**Task**
Where a line below holds the string "this", that line goes into the answer.

**Data for the task**
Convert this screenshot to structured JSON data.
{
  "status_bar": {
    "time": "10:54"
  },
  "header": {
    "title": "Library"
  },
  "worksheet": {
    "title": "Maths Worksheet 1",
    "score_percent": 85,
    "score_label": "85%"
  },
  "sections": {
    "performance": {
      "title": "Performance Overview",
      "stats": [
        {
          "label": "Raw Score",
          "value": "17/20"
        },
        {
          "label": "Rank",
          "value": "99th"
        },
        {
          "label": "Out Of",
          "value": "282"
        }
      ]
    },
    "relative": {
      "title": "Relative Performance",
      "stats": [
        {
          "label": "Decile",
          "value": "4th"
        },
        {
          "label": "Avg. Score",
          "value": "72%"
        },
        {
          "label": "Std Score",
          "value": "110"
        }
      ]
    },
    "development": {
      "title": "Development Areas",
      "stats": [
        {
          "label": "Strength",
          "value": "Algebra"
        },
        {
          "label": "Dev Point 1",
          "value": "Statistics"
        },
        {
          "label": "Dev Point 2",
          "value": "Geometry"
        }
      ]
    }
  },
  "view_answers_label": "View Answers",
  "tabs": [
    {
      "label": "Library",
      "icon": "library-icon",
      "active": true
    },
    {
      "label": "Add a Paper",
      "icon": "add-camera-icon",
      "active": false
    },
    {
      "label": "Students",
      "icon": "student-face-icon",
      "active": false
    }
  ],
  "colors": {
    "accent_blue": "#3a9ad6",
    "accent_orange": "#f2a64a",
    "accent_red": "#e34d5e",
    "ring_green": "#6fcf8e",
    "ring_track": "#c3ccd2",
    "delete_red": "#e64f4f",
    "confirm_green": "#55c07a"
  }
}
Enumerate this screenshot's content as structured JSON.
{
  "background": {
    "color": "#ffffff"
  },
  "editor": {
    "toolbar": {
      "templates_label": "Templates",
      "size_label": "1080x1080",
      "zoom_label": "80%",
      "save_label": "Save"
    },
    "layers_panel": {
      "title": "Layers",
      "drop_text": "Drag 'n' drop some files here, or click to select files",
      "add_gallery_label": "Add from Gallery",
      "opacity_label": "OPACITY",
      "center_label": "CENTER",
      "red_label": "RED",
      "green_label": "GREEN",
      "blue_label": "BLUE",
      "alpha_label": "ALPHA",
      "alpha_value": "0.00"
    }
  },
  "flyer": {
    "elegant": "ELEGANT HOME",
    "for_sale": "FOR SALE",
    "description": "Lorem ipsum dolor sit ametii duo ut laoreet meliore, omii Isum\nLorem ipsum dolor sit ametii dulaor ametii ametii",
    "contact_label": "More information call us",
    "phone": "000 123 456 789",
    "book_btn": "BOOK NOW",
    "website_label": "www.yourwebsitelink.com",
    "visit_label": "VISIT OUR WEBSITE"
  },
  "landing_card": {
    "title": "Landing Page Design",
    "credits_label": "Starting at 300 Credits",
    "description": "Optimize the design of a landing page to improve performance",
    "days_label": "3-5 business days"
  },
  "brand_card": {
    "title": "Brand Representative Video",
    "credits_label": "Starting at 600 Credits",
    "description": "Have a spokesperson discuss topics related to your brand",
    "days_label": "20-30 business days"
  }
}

**Problem solution**
Convert this screenshot to structured JSON data.
Enumerate this screenshot's content as structured JSON.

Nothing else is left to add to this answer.